* **Task statement**: What is needed is an exact copy of every record below.

Data Block Start

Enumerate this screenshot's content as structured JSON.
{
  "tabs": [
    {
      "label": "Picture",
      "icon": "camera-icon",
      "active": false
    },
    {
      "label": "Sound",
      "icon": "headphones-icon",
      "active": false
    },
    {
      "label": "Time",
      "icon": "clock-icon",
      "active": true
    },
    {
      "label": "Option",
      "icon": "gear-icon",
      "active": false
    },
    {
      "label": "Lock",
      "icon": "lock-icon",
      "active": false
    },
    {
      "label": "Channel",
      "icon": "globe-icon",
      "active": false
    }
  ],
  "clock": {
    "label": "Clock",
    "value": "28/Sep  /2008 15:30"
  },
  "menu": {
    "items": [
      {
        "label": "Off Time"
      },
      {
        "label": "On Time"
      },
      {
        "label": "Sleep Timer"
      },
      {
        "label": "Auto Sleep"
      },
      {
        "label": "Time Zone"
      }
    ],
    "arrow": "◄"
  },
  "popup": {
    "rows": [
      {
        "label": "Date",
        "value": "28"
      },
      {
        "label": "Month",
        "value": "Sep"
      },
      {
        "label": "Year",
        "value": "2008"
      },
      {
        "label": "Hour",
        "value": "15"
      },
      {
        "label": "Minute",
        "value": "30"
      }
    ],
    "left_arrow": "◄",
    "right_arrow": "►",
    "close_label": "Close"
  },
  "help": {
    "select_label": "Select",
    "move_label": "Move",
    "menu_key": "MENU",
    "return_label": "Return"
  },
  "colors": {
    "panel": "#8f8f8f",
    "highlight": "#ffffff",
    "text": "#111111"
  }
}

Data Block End

* **Your response**:
Enumerate this screenshot's content as structured JSON.
{
  "tabs": [
    {
      "label": "Picture",
      "icon": "camera-icon",
      "active": false
    },
    {
      "label": "Sound",
      "icon": "headphones-icon",
      "active": false
    },
    {
      "label": "Time",
      "icon": "clock-icon",
      "active": true
    },
    {
      "label": "Option",
      "icon": "gear-icon",
      "active": false
    },
    {
      "label": "Lock",
      "icon": "lock-icon",
      "active": false
    },
    {
      "label": "Channel",
      "icon": "globe-icon",
      "active": false
    }
  ],
  "clock": {
    "label": "Clock",
    "value": "28/Sep  /2008 15:30"
  },
  "menu": {
    "items": [
      {
        "label": "Off Time"
      },
      {
        "label": "On Time"
      },
      {
        "label": "Sleep Timer"
      },
      {
        "label": "Auto Sleep"
      },
      {
        "label": "Time Zone"
      }
    ],
    "arrow": "◄"
  },
  "popup": {
    "rows": [
      {
        "label": "Date",
        "value": "28"
      },
      {
        "label": "Month",
        "value": "Sep"
      },
      {
        "label": "Year",
        "value": "2008"
      },
      {
        "label": "Hour",
        "value": "15"
      },
      {
        "label": "Minute",
        "value": "30"
      }
    ],
    "left_arrow": "◄",
    "right_arrow": "►",
    "close_label": "Close"
  },
  "help": {
    "select_label": "Select",
    "move_label": "Move",
    "menu_key": "MENU",
    "return_label": "Return"
  },
  "colors": {
    "panel": "#8f8f8f",
    "highlight": "#ffffff",
    "text": "#111111"
  }
}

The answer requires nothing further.